*Assignment*. Omit each picture as you copy the entries exactly.
(Supplied records)
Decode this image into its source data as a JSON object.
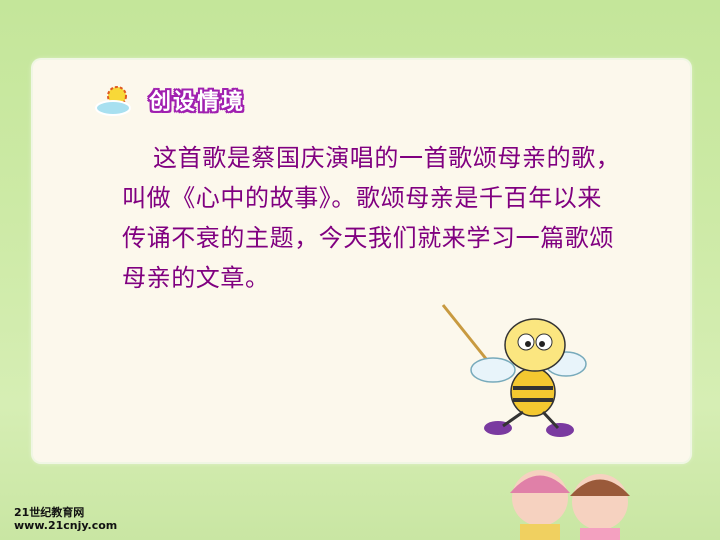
{
  "slide": {
    "title": "创设情境",
    "title_icon": "sun-cloud-icon",
    "body": "这首歌是蔡国庆演唱的一首歌颂母亲的歌，叫做《心中的故事》。歌颂母亲是千百年以来传诵不衰的主题，今天我们就来学习一篇歌颂母亲的文章。"
  },
  "watermark": {
    "line1": "21世纪教育网",
    "line2": "www.21cnjy.com"
  },
  "colors": {
    "text": "#800080",
    "title_outline": "#a020b0",
    "card": "#fcf8ec",
    "background": "#c9e6a3"
  }
}
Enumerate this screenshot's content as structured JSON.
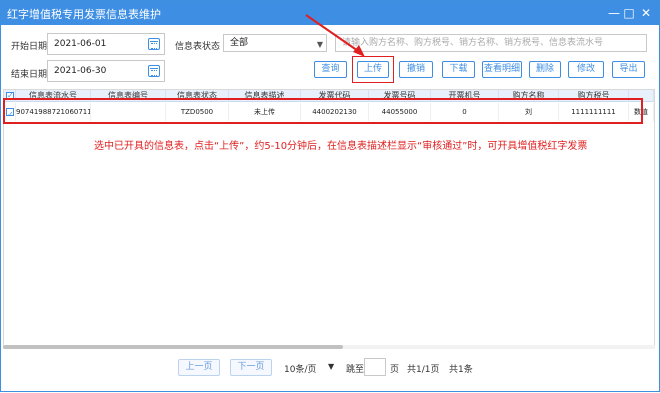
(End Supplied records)
*Result for this exercise*.
Decode this image into its source data as a JSON object.
{
  "slide": {
    "title": "创设情境",
    "title_icon": "sun-cloud-icon",
    "body": "这首歌是蔡国庆演唱的一首歌颂母亲的歌，叫做《心中的故事》。歌颂母亲是千百年以来传诵不衰的主题，今天我们就来学习一篇歌颂母亲的文章。"
  },
  "watermark": {
    "line1": "21世纪教育网",
    "line2": "www.21cnjy.com"
  },
  "colors": {
    "text": "#800080",
    "title_outline": "#a020b0",
    "card": "#fcf8ec",
    "background": "#c9e6a3"
  }
}
Enumerate this screenshot's content as structured JSON.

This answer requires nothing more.